Last week, at Alice Springs markets, I made a step and spoke to Warren Snowdon, the politician in charge of Aboriginal Health for many decades. I approached him with some constructive suggestions and raise some of the following points… but he was more interested looking at the other people passing by to greet them and shake hands.

  1. I cannot find healthy food in the local shops in remote communities!
    These shops are to order to a Central that has only a limited list of products – those that ‘sell’ they would say.

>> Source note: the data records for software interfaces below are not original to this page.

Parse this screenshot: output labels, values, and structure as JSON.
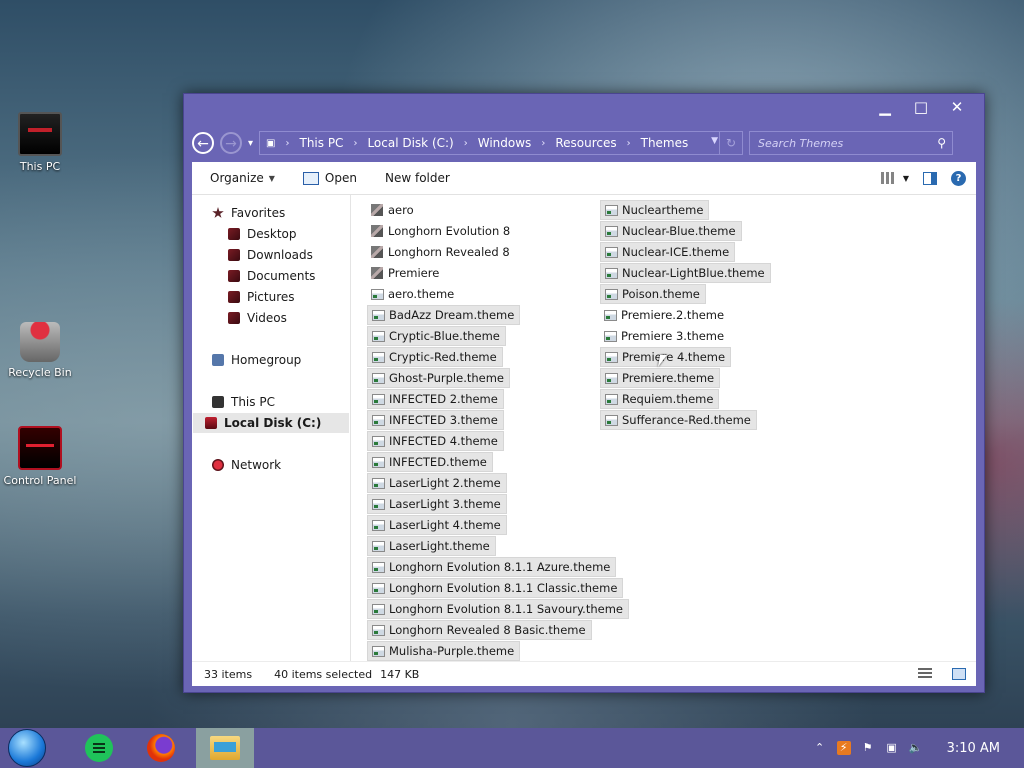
{
  "desktop": {
    "icons": [
      {
        "label": "This PC"
      },
      {
        "label": "Recycle Bin"
      },
      {
        "label": "Control Panel"
      }
    ]
  },
  "window": {
    "controls": {
      "minimize": "▁",
      "maximize": "□",
      "close": "✕"
    },
    "nav": {
      "back": "←",
      "forward": "→",
      "recent": "▾"
    },
    "breadcrumbs": [
      "This PC",
      "Local Disk (C:)",
      "Windows",
      "Resources",
      "Themes"
    ],
    "search": {
      "placeholder": "Search Themes"
    },
    "toolbar": {
      "organize": "Organize",
      "open": "Open",
      "new_folder": "New folder",
      "help": "?"
    },
    "nav_pane": {
      "favorites": "Favorites",
      "desktop": "Desktop",
      "downloads": "Downloads",
      "documents": "Documents",
      "pictures": "Pictures",
      "videos": "Videos",
      "homegroup": "Homegroup",
      "this_pc": "This PC",
      "local_disk": "Local Disk (C:)",
      "network": "Network"
    },
    "files_col1": [
      {
        "name": "aero",
        "type": "folder",
        "selected": false
      },
      {
        "name": "Longhorn Evolution 8",
        "type": "folder",
        "selected": false
      },
      {
        "name": "Longhorn Revealed 8",
        "type": "folder",
        "selected": false
      },
      {
        "name": "Premiere",
        "type": "folder",
        "selected": false
      },
      {
        "name": "aero.theme",
        "type": "theme",
        "selected": false
      },
      {
        "name": "BadAzz Dream.theme",
        "type": "theme",
        "selected": true
      },
      {
        "name": "Cryptic-Blue.theme",
        "type": "theme",
        "selected": true
      },
      {
        "name": "Cryptic-Red.theme",
        "type": "theme",
        "selected": true
      },
      {
        "name": "Ghost-Purple.theme",
        "type": "theme",
        "selected": true
      },
      {
        "name": "INFECTED 2.theme",
        "type": "theme",
        "selected": true
      },
      {
        "name": "INFECTED 3.theme",
        "type": "theme",
        "selected": true
      },
      {
        "name": "INFECTED 4.theme",
        "type": "theme",
        "selected": true
      },
      {
        "name": "INFECTED.theme",
        "type": "theme",
        "selected": true
      },
      {
        "name": "LaserLight 2.theme",
        "type": "theme",
        "selected": true
      },
      {
        "name": "LaserLight 3.theme",
        "type": "theme",
        "selected": true
      },
      {
        "name": "LaserLight 4.theme",
        "type": "theme",
        "selected": true
      },
      {
        "name": "LaserLight.theme",
        "type": "theme",
        "selected": true
      },
      {
        "name": "Longhorn Evolution 8.1.1 Azure.theme",
        "type": "theme",
        "selected": true
      },
      {
        "name": "Longhorn Evolution 8.1.1 Classic.theme",
        "type": "theme",
        "selected": true
      },
      {
        "name": "Longhorn Evolution 8.1.1 Savoury.theme",
        "type": "theme",
        "selected": true
      },
      {
        "name": "Longhorn Revealed 8 Basic.theme",
        "type": "theme",
        "selected": true
      },
      {
        "name": "Mulisha-Purple.theme",
        "type": "theme",
        "selected": true
      }
    ],
    "files_col2": [
      {
        "name": "Nucleartheme",
        "type": "theme",
        "selected": true
      },
      {
        "name": "Nuclear-Blue.theme",
        "type": "theme",
        "selected": true
      },
      {
        "name": "Nuclear-ICE.theme",
        "type": "theme",
        "selected": true
      },
      {
        "name": "Nuclear-LightBlue.theme",
        "type": "theme",
        "selected": true
      },
      {
        "name": "Poison.theme",
        "type": "theme",
        "selected": true
      },
      {
        "name": "Premiere.2.theme",
        "type": "theme",
        "selected": false
      },
      {
        "name": "Premiere 3.theme",
        "type": "theme",
        "selected": false
      },
      {
        "name": "Premiere 4.theme",
        "type": "theme",
        "selected": true
      },
      {
        "name": "Premiere.theme",
        "type": "theme",
        "selected": true
      },
      {
        "name": "Requiem.theme",
        "type": "theme",
        "selected": true
      },
      {
        "name": "Sufferance-Red.theme",
        "type": "theme",
        "selected": true
      }
    ],
    "status": {
      "item_count": "33 items",
      "selected": "40 items selected",
      "size": "147 KB"
    }
  },
  "taskbar": {
    "clock": "3:10 AM"
  },
  "colors": {
    "window_chrome": "#6a65b5",
    "taskbar": "#5b5799",
    "selection": "#e5e5e5"
  }
}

This means, shops have a wall full of soft drinks (often with no price label), biscuits (wheat based only), lollies (the cheap ones full of sugar that actually there are twice if not three times the price that we would pay in cities). So many people here suffer from lots of ‘new’ diseases f.ex. diabetes.
    There are no local products, no gluten free, sugar free products either – the closest to local food that we can find are some frozen kangaroo tails!
  1. Warren Snowdon said “They can go hunting and gathering!”
    witchitty grubSadly, since Europeans settlement, new/imported animals have taken over the original nature bush food. Cattle, wild camels, wild horses, wild donkeys only to name a few! Bush tucker disappears!
    Aboriginal Australians have to go further and further to find something to collect or to kill.

People in remote often have no car or have several broken ones – because those cars are driven on dirt tracks and get badly damaged. They may have no money for the petrol – which is much more expensive in remote communities on top of that! And whenever they have the opportunity to go hunting and gathering – they go and always have a great time! That’s what life is about!

bush tomatoes wAnyway, look at yourself wherever you are living… you go to your local supermarket/shop and purchase what is available instead that going the hard way and going hunting for your steak or fish for a good feed. Have you ever had little money and gone hunting/fishing and gathering in your life to sustain your hunger?

  1. Ignorance is evil
    I met many ‘new’ Australians, they might be from several generations born in this country, but only a few have any idea of what is happening to the ‘first’ Australians. Most have no idea of the intrinsic culture and therefore no comprehension of the damage done.aboriginal australia

Wake up. There are no excuses.
We are all living in a country that was looked after by custodians. What have we done to it?

  1. Next time you go shopping.

DSC_2346 wBe in gratitude that you can purchase in your many nearby super markets offering a large variety of goods suiting your tastes, needs and health.

Think of those who don’t.
We are in a modern country – remote communities is another world.

We need to think THEIR ways or BOTH ways.

Each one of us is responsible and can do one step towards learning how to bridge this gap. Stop thinking ‘white’ – instead look at life with other eyes and becoming more real and genuine like they are. I met some amazing and the kindest people ever in the Australian Red Centre. I wish you would too.

bush tomatoes roseline deleu wLooking forward to reading from you.

Roseline Deleu
Feng Shui Master, Author, pursuing research on Ancient Wisdom and adapting it towards healthy and happy lives today.